But, that was nothing compared to the gas mask drills. "Each of us was issued a gas mask and we received minimal instruction on its use. Then, to be sure that we had mastered the complexities of gas mask use, the army put us in a room, told us to afix our gas masks, and turned on the tear gas. If we coughed, or choked, or cried we were pulled out and lectured that we had done it wrong and that if it was truly noxious gas, we would be dead." Then the military showed the students how to adjust the gas masks properly and "we passed the second test."
One day, while strolling along Kalakaua Avenue, we saw a throng of people with a couple of steam rollers. The street was covered with gold colored, jewel encrusted watches - all fakes - taken from the International Marketplace and all crushed under the watchful eyes of the police, fire department, ATF, FBI, INS, military, and us.

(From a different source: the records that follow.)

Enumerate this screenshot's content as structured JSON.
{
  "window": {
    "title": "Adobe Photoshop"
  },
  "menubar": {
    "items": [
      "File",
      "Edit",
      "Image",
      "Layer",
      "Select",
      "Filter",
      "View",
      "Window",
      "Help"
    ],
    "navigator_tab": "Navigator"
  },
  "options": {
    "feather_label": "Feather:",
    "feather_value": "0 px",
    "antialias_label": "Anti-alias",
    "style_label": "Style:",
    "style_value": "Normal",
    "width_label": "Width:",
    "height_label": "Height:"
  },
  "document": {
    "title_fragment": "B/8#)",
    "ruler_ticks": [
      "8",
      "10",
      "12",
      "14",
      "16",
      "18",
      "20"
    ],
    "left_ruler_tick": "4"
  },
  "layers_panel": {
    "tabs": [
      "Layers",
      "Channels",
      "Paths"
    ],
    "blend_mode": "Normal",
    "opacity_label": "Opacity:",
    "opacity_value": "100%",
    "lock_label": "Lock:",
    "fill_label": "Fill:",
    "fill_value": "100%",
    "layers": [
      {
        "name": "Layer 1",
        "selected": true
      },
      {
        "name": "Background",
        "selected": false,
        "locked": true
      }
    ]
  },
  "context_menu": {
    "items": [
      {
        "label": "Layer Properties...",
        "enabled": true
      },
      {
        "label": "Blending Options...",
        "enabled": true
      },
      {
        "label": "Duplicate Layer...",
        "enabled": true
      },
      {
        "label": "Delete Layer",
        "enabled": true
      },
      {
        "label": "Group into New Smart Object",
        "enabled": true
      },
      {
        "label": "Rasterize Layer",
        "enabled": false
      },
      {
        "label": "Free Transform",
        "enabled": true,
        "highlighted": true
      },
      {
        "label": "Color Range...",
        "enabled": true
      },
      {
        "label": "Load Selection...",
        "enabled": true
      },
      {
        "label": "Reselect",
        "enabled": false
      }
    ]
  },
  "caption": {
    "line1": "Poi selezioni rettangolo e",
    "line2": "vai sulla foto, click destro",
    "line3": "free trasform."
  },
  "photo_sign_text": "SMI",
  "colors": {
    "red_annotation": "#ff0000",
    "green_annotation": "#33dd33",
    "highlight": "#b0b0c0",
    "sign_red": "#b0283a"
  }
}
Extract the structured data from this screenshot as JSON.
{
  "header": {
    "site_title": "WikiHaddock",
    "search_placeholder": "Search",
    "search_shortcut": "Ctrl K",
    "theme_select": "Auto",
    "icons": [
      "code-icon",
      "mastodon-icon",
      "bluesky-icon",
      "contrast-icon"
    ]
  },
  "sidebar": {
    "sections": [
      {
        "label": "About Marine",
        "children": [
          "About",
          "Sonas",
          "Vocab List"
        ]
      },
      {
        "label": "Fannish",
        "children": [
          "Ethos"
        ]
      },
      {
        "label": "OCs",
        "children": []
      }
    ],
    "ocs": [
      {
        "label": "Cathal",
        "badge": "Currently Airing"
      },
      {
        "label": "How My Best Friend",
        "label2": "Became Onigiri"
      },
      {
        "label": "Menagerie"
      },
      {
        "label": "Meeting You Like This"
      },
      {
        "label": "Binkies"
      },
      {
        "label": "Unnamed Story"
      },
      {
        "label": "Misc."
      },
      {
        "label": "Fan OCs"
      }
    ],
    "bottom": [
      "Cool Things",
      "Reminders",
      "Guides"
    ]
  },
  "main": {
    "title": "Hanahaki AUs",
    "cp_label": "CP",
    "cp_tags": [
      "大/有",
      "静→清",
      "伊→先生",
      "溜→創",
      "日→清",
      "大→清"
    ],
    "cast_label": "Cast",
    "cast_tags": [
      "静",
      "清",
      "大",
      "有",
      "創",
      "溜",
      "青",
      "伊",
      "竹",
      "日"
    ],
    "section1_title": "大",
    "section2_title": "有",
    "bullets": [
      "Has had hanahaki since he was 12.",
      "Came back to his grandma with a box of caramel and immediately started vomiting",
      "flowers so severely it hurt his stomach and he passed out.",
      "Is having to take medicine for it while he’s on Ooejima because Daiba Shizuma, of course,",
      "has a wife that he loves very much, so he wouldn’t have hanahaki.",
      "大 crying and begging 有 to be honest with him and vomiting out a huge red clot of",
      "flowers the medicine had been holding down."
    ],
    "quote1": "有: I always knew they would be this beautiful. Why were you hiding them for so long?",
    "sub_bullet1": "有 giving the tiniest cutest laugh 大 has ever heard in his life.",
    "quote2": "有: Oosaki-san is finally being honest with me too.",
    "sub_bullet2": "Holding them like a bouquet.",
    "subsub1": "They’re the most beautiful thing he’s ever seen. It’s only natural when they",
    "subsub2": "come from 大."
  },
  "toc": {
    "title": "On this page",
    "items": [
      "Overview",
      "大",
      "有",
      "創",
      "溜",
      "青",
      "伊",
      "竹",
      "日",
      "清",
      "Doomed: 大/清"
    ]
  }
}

Helping to maintain order was a fire fighter. While talking, and asking questions, he told us that his Japanese father was an orderly at the hospital on Ford Island during the attack on Pearl Harbor. His father helped rescue many of the burn victinms from the water. When the sailors looked at him, some of them showed fear and questioned why a Japanese man was saving them when the Japanese planes atacked them. He also told us of a much older friend of his who had been hunting wild boar on the morning of Decmeber 7th. His friend saw the Japanese planes, heard the bombs, and aimed his rifle to the sky in a futile attempt to bring down the attack planes.
At the Makapu'u lighthouse, we met a couple from Indiana. His father had been stationed in Pearl Harbor, on board the Oklahoma. His father had been assigned a bunk on a low deck, but, just two days before, he was moved to the highest deck and thus survived the attack.
One more story. New planes arrived at Pearl Harbor and the navy pilots wanted to practice with them. So they flew all day Saturday and were then ordered to take the twin hulled P-38's back to base and stop practice. But, in good military tradition, the pilots ignored their orders and secreted the planes at a distant airfield. After the attack, the pilots took their planes to the air and startled the Japanese. The Japanese intentions, to destroy the oil reserves were thwarted by the sight of these three unexpected planes and - not knowing how many more, if any, were patrolling the skies, the Japanese decided to be satisfied with the destruction of the battleships and left.